Congress' watchdog agency, the Government Accountability Office, is warning that the Pentagon needs to improve how it plans for and manages development of critical intelligence and surveillance systems.
In a report released April 23, the GAO said the military has struggled "to improve integration across DOD and national intelligence agencies" hampered by the widely differing missions and bureaucratic cultures of the intelligence agencies.
This is not an academic exercise. The report notes that the military plans to spend $28 billion over the next seven years to field a wide array of intelligence, surveillance and reconnaissance systems. That's just airborne systems and does not include spy satellites, with their traditionally hefty price tags.
The GAO report cites one example where the Pentagon "had difficulty obtaining complete information" on top secret "national" assets - usually a veiled reference to highly classified radar and electro-optical satellites - "because of security classifications of other agency documents." Also, budget wars have hampered the effort to improve coordination across the intelligence enterprise, the GAO report says. In classic understated fashion, the report says that "disagreements about equitable funding from each budget have led to program delays."
The Pentagon has drawn up an "ISR Integration Roadmap" but it does not appear to help much, if the report's language is parsed carefully. The roadmap does not "provide a long-term view of what capabilities are required to achieve strategic goals or provide detailed information that would make it useful as a basis for deciding among alternative investments."

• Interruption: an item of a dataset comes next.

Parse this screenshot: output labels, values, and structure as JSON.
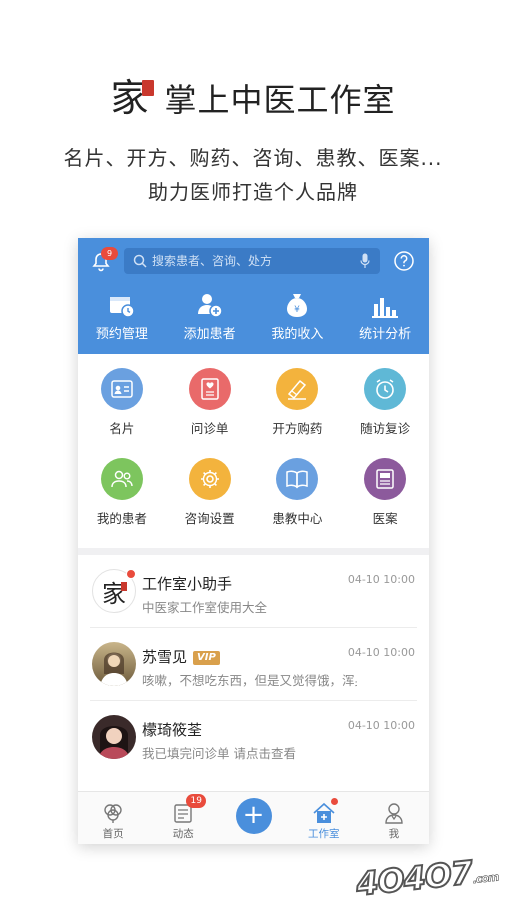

The GAO reviewed 19 intelligence and reconnaissance systems proposals and found that 12 "sponsors" - this could be a combatant command, an intelligence agency or a service -- "did not complete assessments, and the completeness of the remaining seven sponsors' assessments varied." Perhaps most worrying, was the office's finding that the entity charged with overseeing these crucial decisions - the Battlespace Awareness Functional Capabilities Board -- "lacks adequate numbers of dedicated, skilled personnel to engage in early coordination with sponsors and to review sponsors' assessments."
The report's authors recommend that Defense Secretary Robert Gates tells Adm. Mike Mullen, chairman of the Joint Chiefs of Staff, and James Clapper, undersecretary of Defense for intelligence, to work together and develop "a comprehensive source of information on all ISR capabilities." Also, Gates should also put in place a monitoring process to make sure the capabilities board and those it works with do a better job. Finally, the report's authors say the capabilities board's staffing levels and their expertise should be reviewed.
-- Colin Clark